##### DATA FOR PROCESSING

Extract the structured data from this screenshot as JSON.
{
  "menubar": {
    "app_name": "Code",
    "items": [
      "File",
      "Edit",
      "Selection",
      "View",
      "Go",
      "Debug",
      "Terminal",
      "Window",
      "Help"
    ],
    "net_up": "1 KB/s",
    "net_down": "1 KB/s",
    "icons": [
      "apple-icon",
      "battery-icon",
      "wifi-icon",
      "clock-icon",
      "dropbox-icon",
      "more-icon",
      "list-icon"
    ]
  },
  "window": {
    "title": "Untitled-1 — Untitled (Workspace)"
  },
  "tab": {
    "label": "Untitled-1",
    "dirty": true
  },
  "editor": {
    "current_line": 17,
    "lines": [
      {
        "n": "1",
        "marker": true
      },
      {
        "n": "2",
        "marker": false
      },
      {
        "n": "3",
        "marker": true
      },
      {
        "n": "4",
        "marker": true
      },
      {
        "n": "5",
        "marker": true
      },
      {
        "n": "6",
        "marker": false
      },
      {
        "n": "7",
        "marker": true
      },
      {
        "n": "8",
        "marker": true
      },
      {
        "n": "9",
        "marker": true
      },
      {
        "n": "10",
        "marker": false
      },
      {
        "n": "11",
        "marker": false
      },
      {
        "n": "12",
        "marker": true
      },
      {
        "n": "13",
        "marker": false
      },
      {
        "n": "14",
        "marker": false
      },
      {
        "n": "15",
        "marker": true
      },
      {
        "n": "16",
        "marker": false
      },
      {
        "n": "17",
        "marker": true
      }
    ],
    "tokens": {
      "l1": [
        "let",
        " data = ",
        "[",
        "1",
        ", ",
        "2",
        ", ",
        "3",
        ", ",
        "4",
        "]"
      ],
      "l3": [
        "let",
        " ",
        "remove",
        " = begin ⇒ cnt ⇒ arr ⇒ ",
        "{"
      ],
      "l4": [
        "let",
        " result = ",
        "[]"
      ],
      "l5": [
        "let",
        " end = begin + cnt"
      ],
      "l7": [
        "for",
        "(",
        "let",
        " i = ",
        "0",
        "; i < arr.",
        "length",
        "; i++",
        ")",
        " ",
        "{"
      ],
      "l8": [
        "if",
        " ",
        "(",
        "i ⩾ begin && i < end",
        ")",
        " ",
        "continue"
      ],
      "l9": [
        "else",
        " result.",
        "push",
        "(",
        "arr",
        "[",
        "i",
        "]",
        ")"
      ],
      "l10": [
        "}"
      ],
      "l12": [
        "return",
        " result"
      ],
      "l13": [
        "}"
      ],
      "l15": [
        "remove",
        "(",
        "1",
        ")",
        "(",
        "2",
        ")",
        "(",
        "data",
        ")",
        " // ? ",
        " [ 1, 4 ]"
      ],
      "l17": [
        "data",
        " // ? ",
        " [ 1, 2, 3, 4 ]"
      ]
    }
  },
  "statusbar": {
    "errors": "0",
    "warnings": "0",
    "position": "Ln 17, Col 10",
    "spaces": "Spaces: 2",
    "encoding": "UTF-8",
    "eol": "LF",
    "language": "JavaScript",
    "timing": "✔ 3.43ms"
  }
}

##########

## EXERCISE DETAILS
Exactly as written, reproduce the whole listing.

## ANSWER BOX
Extract the structured data from this screenshot as JSON.
{
  "menubar": {
    "app_name": "Code",
    "items": [
      "File",
      "Edit",
      "Selection",
      "View",
      "Go",
      "Debug",
      "Terminal",
      "Window",
      "Help"
    ],
    "net_up": "1 KB/s",
    "net_down": "1 KB/s",
    "icons": [
      "apple-icon",
      "battery-icon",
      "wifi-icon",
      "clock-icon",
      "dropbox-icon",
      "more-icon",
      "list-icon"
    ]
  },
  "window": {
    "title": "Untitled-1 — Untitled (Workspace)"
  },
  "tab": {
    "label": "Untitled-1",
    "dirty": true
  },
  "editor": {
    "current_line": 17,
    "lines": [
      {
        "n": "1",
        "marker": true
      },
      {
        "n": "2",
        "marker": false
      },
      {
        "n": "3",
        "marker": true
      },
      {
        "n": "4",
        "marker": true
      },
      {
        "n": "5",
        "marker": true
      },
      {
        "n": "6",
        "marker": false
      },
      {
        "n": "7",
        "marker": true
      },
      {
        "n": "8",
        "marker": true
      },
      {
        "n": "9",
        "marker": true
      },
      {
        "n": "10",
        "marker": false
      },
      {
        "n": "11",
        "marker": false
      },
      {
        "n": "12",
        "marker": true
      },
      {
        "n": "13",
        "marker": false
      },
      {
        "n": "14",
        "marker": false
      },
      {
        "n": "15",
        "marker": true
      },
      {
        "n": "16",
        "marker": false
      },
      {
        "n": "17",
        "marker": true
      }
    ],
    "tokens": {
      "l1": [
        "let",
        " data = ",
        "[",
        "1",
        ", ",
        "2",
        ", ",
        "3",
        ", ",
        "4",
        "]"
      ],
      "l3": [
        "let",
        " ",
        "remove",
        " = begin ⇒ cnt ⇒ arr ⇒ ",
        "{"
      ],
      "l4": [
        "let",
        " result = ",
        "[]"
      ],
      "l5": [
        "let",
        " end = begin + cnt"
      ],
      "l7": [
        "for",
        "(",
        "let",
        " i = ",
        "0",
        "; i < arr.",
        "length",
        "; i++",
        ")",
        " ",
        "{"
      ],
      "l8": [
        "if",
        " ",
        "(",
        "i ⩾ begin && i < end",
        ")",
        " ",
        "continue"
      ],
      "l9": [
        "else",
        " result.",
        "push",
        "(",
        "arr",
        "[",
        "i",
        "]",
        ")"
      ],
      "l10": [
        "}"
      ],
      "l12": [
        "return",
        " result"
      ],
      "l13": [
        "}"
      ],
      "l15": [
        "remove",
        "(",
        "1",
        ")",
        "(",
        "2",
        ")",
        "(",
        "data",
        ")",
        " // ? ",
        " [ 1, 4 ]"
      ],
      "l17": [
        "data",
        " // ? ",
        " [ 1, 2, 3, 4 ]"
      ]
    }
  },
  "statusbar": {
    "errors": "0",
    "warnings": "0",
    "position": "Ln 17, Col 10",
    "spaces": "Spaces: 2",
    "encoding": "UTF-8",
    "eol": "LF",
    "language": "JavaScript",
    "timing": "✔ 3.43ms"
  }
}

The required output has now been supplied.